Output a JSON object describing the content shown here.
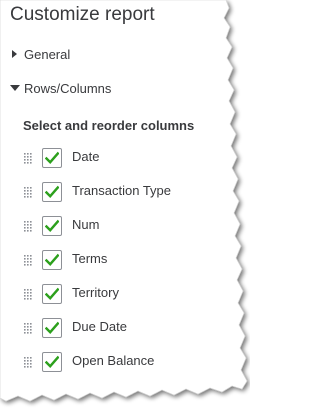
{
  "panel": {
    "title": "Customize report"
  },
  "sections": {
    "general": {
      "label": "General",
      "expanded": false
    },
    "rows_columns": {
      "label": "Rows/Columns",
      "expanded": true,
      "subtitle": "Select and reorder columns"
    }
  },
  "columns": [
    {
      "label": "Date",
      "checked": true
    },
    {
      "label": "Transaction Type",
      "checked": true
    },
    {
      "label": "Num",
      "checked": true
    },
    {
      "label": "Terms",
      "checked": true
    },
    {
      "label": "Territory",
      "checked": true
    },
    {
      "label": "Due Date",
      "checked": true
    },
    {
      "label": "Open Balance",
      "checked": true
    }
  ],
  "icons": {
    "collapsed": "caret-right-icon",
    "expanded": "caret-down-icon",
    "drag": "drag-handle-icon",
    "check": "checkmark-icon"
  },
  "colors": {
    "text": "#393a3d",
    "check": "#2ca01c",
    "checkbox_border": "#8d9096",
    "grip": "#8d9096"
  }
}
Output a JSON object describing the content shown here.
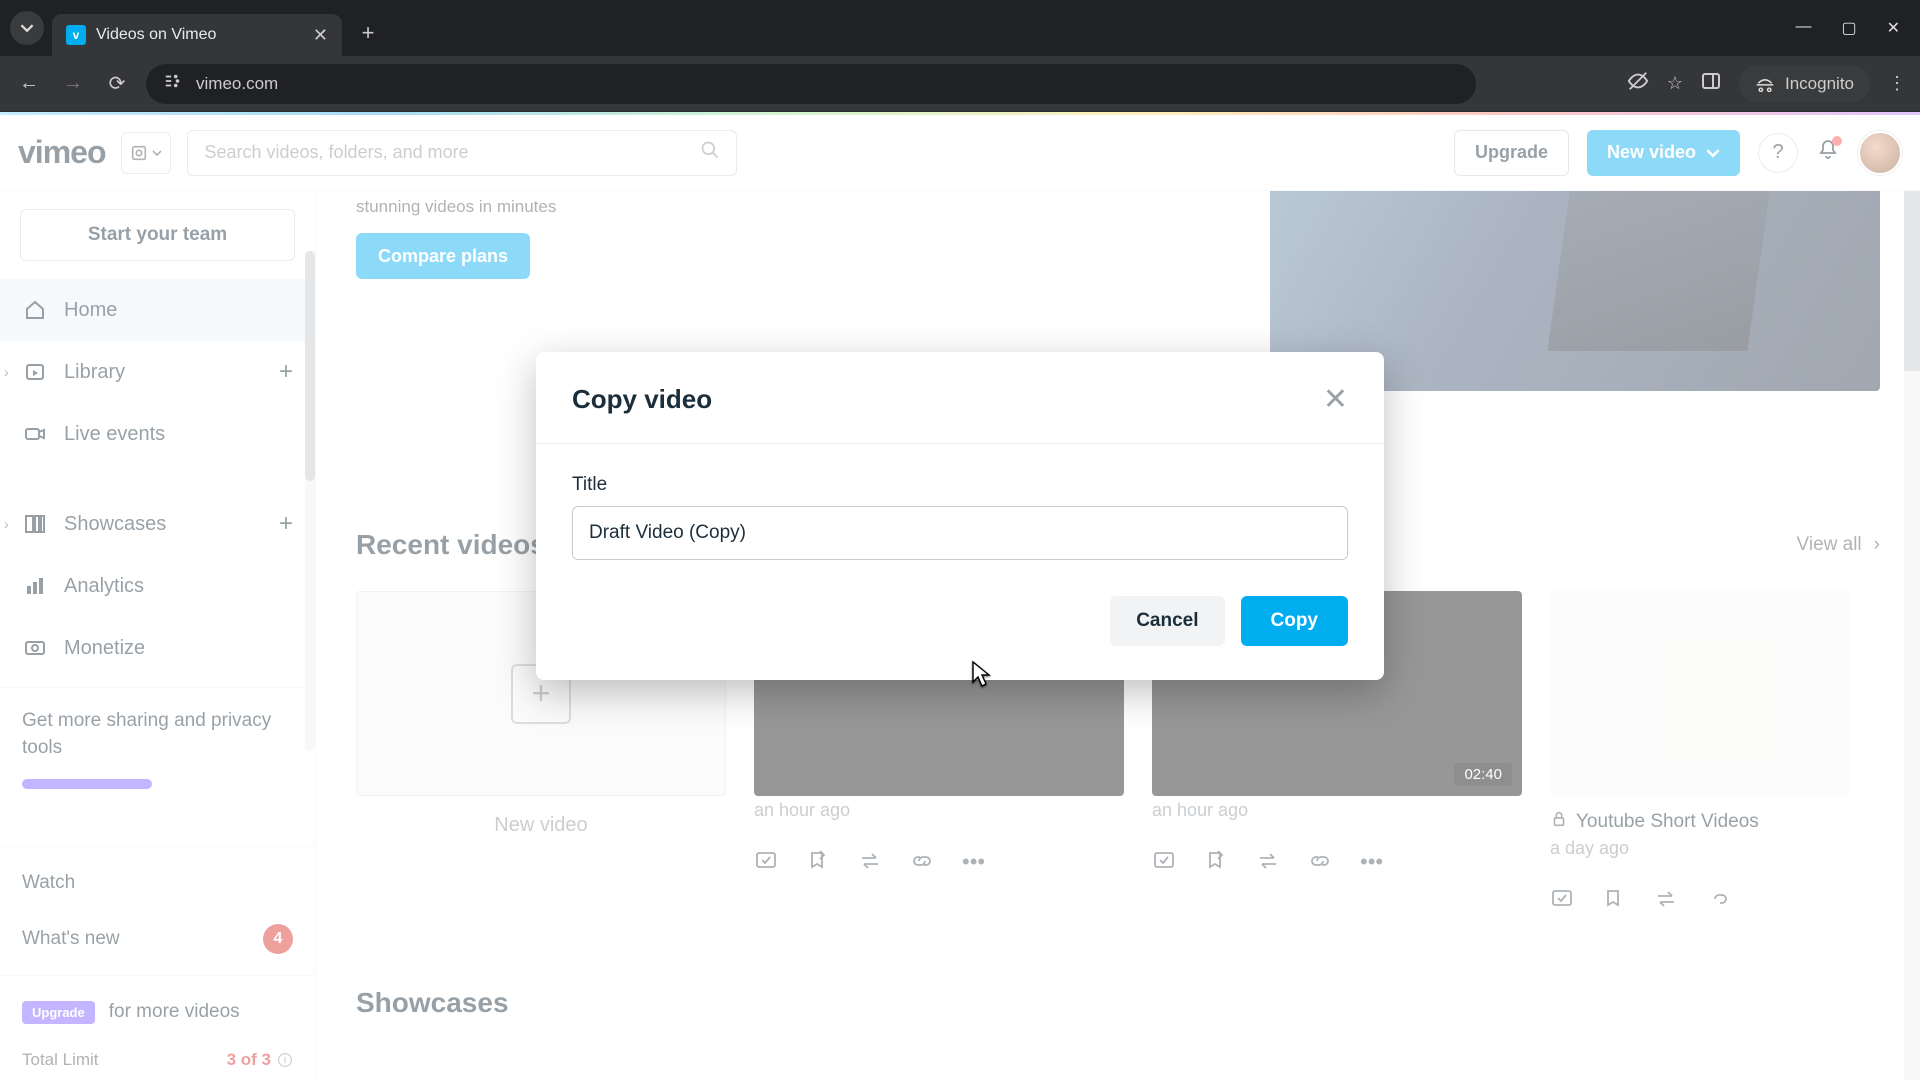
{
  "browser": {
    "tab_title": "Videos on Vimeo",
    "url": "vimeo.com",
    "incognito_label": "Incognito"
  },
  "header": {
    "logo": "vimeo",
    "search_placeholder": "Search videos, folders, and more",
    "upgrade": "Upgrade",
    "new_video": "New video"
  },
  "sidebar": {
    "start_team": "Start your team",
    "items": [
      {
        "label": "Home"
      },
      {
        "label": "Library"
      },
      {
        "label": "Live events"
      },
      {
        "label": "Showcases"
      },
      {
        "label": "Analytics"
      },
      {
        "label": "Monetize"
      }
    ],
    "note": "Get more sharing and privacy tools",
    "watch": "Watch",
    "whats_new": "What's new",
    "whats_new_count": "4",
    "upgrade_pill": "Upgrade",
    "for_more": "for more videos",
    "total_limit_label": "Total Limit",
    "total_limit_value": "3 of 3"
  },
  "banner": {
    "line": "stunning videos in minutes",
    "compare": "Compare plans"
  },
  "recent": {
    "heading": "Recent videos",
    "view_all": "View all",
    "new_label": "New video",
    "cards": [
      {
        "time": "an hour ago"
      },
      {
        "time": "an hour ago",
        "duration": "02:40"
      },
      {
        "title": "Youtube Short Videos",
        "time": "a day ago"
      }
    ]
  },
  "showcases_heading": "Showcases",
  "modal": {
    "title": "Copy video",
    "field_label": "Title",
    "input_value": "Draft Video (Copy)",
    "cancel": "Cancel",
    "copy": "Copy"
  }
}
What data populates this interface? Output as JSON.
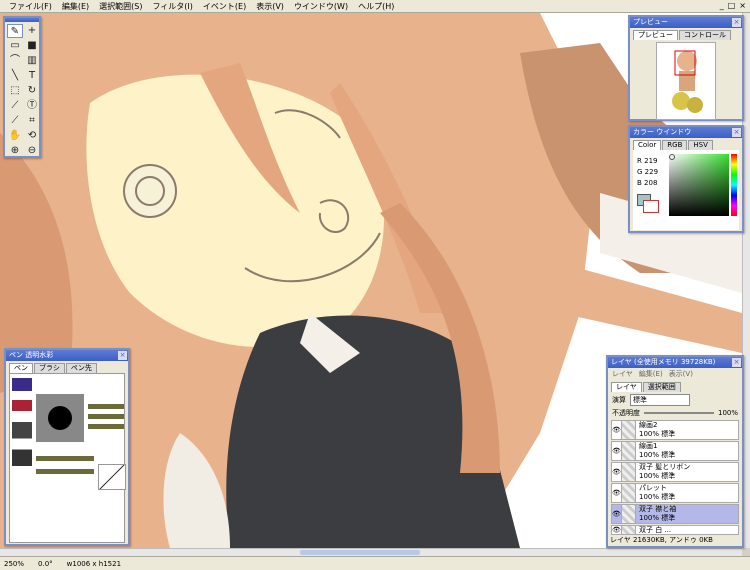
{
  "menu": [
    "ファイル(F)",
    "編集(E)",
    "選択範囲(S)",
    "フィルタ(I)",
    "イベント(E)",
    "表示(V)",
    "ウインドウ(W)",
    "ヘルプ(H)"
  ],
  "window_controls": [
    "_",
    "□",
    "×"
  ],
  "status": {
    "zoom": "250%",
    "angle": "0.0°",
    "size": "w1006 x h1521"
  },
  "panels": {
    "preview": {
      "title": "プレビュー",
      "tabs": [
        "プレビュー",
        "コントロール"
      ]
    },
    "color": {
      "title": "カラー ウインドウ",
      "tabs": [
        "Color",
        "RGB",
        "HSV"
      ],
      "values": [
        {
          "label": "R",
          "value": "219"
        },
        {
          "label": "G",
          "value": "229"
        },
        {
          "label": "B",
          "value": "208"
        }
      ],
      "current_color": "#dbe5d0"
    },
    "pen": {
      "title": "ペン 透明水彩",
      "tabs": [
        "ペン",
        "ブラシ",
        "ペン先"
      ]
    },
    "layer": {
      "title": "レイヤ (全使用メモリ 39728KB)",
      "menu": [
        "レイヤ",
        "編集(E)",
        "表示(V)"
      ],
      "tabs": [
        "レイヤ",
        "選択範囲"
      ],
      "blend_label": "演算",
      "blend_value": "標準",
      "opacity_label": "不透明度",
      "opacity_value": "100%",
      "layers": [
        {
          "name": "線画2",
          "info": "100% 標準",
          "selected": false
        },
        {
          "name": "線画1",
          "info": "100% 標準",
          "selected": false
        },
        {
          "name": "双子 髪とリボン",
          "info": "100% 標準",
          "selected": false
        },
        {
          "name": "パレット",
          "info": "100% 標準",
          "selected": false
        },
        {
          "name": "双子 襟と袖",
          "info": "100% 標準",
          "selected": true
        },
        {
          "name": "双子 白 ...",
          "info": "",
          "selected": false
        }
      ],
      "footer": "レイヤ 21630KB, アンドゥ 0KB"
    }
  }
}
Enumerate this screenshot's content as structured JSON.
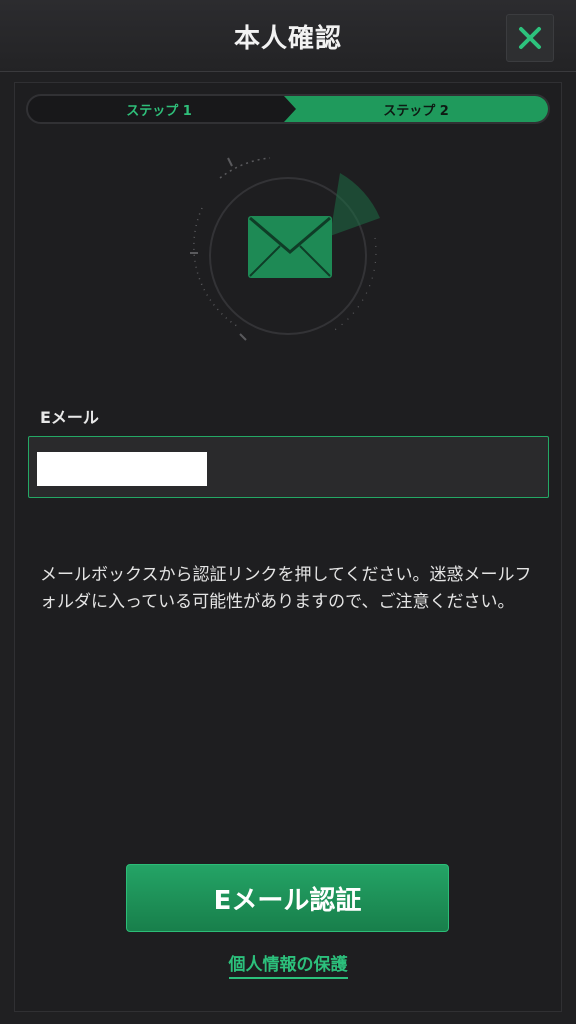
{
  "header": {
    "title": "本人確認",
    "close_icon": "close-icon"
  },
  "steps": {
    "step1_label": "ステップ 1",
    "step2_label": "ステップ 2",
    "active": 2
  },
  "emblem": {
    "icon": "envelope-icon"
  },
  "form": {
    "email_label": "Eメール",
    "email_value": ""
  },
  "notice": {
    "text": "メールボックスから認証リンクを押してください。迷惑メールフォルダに入っている可能性がありますので、ご注意ください。"
  },
  "actions": {
    "verify_label": "Eメール認証",
    "privacy_label": "個人情報の保護"
  },
  "colors": {
    "accent": "#1f9a5c",
    "accent_text": "#2cc07c",
    "background": "#1e1e20"
  }
}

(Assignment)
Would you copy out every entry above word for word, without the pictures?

(Result of the task)
Output a JSON object describing the content shown here.
{
  "panel": {
    "title": "Customize report"
  },
  "sections": {
    "general": {
      "label": "General",
      "expanded": false
    },
    "rows_columns": {
      "label": "Rows/Columns",
      "expanded": true,
      "subtitle": "Select and reorder columns"
    }
  },
  "columns": [
    {
      "label": "Date",
      "checked": true
    },
    {
      "label": "Transaction Type",
      "checked": true
    },
    {
      "label": "Num",
      "checked": true
    },
    {
      "label": "Terms",
      "checked": true
    },
    {
      "label": "Territory",
      "checked": true
    },
    {
      "label": "Due Date",
      "checked": true
    },
    {
      "label": "Open Balance",
      "checked": true
    }
  ],
  "icons": {
    "collapsed": "caret-right-icon",
    "expanded": "caret-down-icon",
    "drag": "drag-handle-icon",
    "check": "checkmark-icon"
  },
  "colors": {
    "text": "#393a3d",
    "check": "#2ca01c",
    "checkbox_border": "#8d9096",
    "grip": "#8d9096"
  }
}
Output a JSON object describing the content shown here.
{
  "browser": {
    "tab_title": "Videos on Vimeo",
    "url": "vimeo.com",
    "incognito_label": "Incognito"
  },
  "header": {
    "logo": "vimeo",
    "search_placeholder": "Search videos, folders, and more",
    "upgrade": "Upgrade",
    "new_video": "New video"
  },
  "sidebar": {
    "start_team": "Start your team",
    "items": [
      {
        "label": "Home"
      },
      {
        "label": "Library"
      },
      {
        "label": "Live events"
      },
      {
        "label": "Showcases"
      },
      {
        "label": "Analytics"
      },
      {
        "label": "Monetize"
      }
    ],
    "note": "Get more sharing and privacy tools",
    "watch": "Watch",
    "whats_new": "What's new",
    "whats_new_count": "4",
    "upgrade_pill": "Upgrade",
    "for_more": "for more videos",
    "total_limit_label": "Total Limit",
    "total_limit_value": "3 of 3"
  },
  "banner": {
    "line": "stunning videos in minutes",
    "compare": "Compare plans"
  },
  "recent": {
    "heading": "Recent videos",
    "view_all": "View all",
    "new_label": "New video",
    "cards": [
      {
        "time": "an hour ago"
      },
      {
        "time": "an hour ago",
        "duration": "02:40"
      },
      {
        "title": "Youtube Short Videos",
        "time": "a day ago"
      }
    ]
  },
  "showcases_heading": "Showcases",
  "modal": {
    "title": "Copy video",
    "field_label": "Title",
    "input_value": "Draft Video (Copy)",
    "cancel": "Cancel",
    "copy": "Copy"
  }
}
What data populates this interface? Output as JSON.
{
  "menu": [
    "ファイル(F)",
    "編集(E)",
    "選択範囲(S)",
    "フィルタ(I)",
    "イベント(E)",
    "表示(V)",
    "ウインドウ(W)",
    "ヘルプ(H)"
  ],
  "window_controls": [
    "_",
    "□",
    "×"
  ],
  "status": {
    "zoom": "250%",
    "angle": "0.0°",
    "size": "w1006 x h1521"
  },
  "panels": {
    "preview": {
      "title": "プレビュー",
      "tabs": [
        "プレビュー",
        "コントロール"
      ]
    },
    "color": {
      "title": "カラー ウインドウ",
      "tabs": [
        "Color",
        "RGB",
        "HSV"
      ],
      "values": [
        {
          "label": "R",
          "value": "219"
        },
        {
          "label": "G",
          "value": "229"
        },
        {
          "label": "B",
          "value": "208"
        }
      ],
      "current_color": "#dbe5d0"
    },
    "pen": {
      "title": "ペン 透明水彩",
      "tabs": [
        "ペン",
        "ブラシ",
        "ペン先"
      ]
    },
    "layer": {
      "title": "レイヤ (全使用メモリ 39728KB)",
      "menu": [
        "レイヤ",
        "編集(E)",
        "表示(V)"
      ],
      "tabs": [
        "レイヤ",
        "選択範囲"
      ],
      "blend_label": "演算",
      "blend_value": "標準",
      "opacity_label": "不透明度",
      "opacity_value": "100%",
      "layers": [
        {
          "name": "線画2",
          "info": "100% 標準",
          "selected": false
        },
        {
          "name": "線画1",
          "info": "100% 標準",
          "selected": false
        },
        {
          "name": "双子 髪とリボン",
          "info": "100% 標準",
          "selected": false
        },
        {
          "name": "パレット",
          "info": "100% 標準",
          "selected": false
        },
        {
          "name": "双子 襟と袖",
          "info": "100% 標準",
          "selected": true
        },
        {
          "name": "双子 白 ...",
          "info": "",
          "selected": false
        }
      ],
      "footer": "レイヤ 21630KB, アンドゥ 0KB"
    }
  }
}
Enumerate this screenshot's content as structured JSON.
{
  "header": {
    "title": "本人確認",
    "close_icon": "close-icon"
  },
  "steps": {
    "step1_label": "ステップ 1",
    "step2_label": "ステップ 2",
    "active": 2
  },
  "emblem": {
    "icon": "envelope-icon"
  },
  "form": {
    "email_label": "Eメール",
    "email_value": ""
  },
  "notice": {
    "text": "メールボックスから認証リンクを押してください。迷惑メールフォルダに入っている可能性がありますので、ご注意ください。"
  },
  "actions": {
    "verify_label": "Eメール認証",
    "privacy_label": "個人情報の保護"
  },
  "colors": {
    "accent": "#1f9a5c",
    "accent_text": "#2cc07c",
    "background": "#1e1e20"
  }
}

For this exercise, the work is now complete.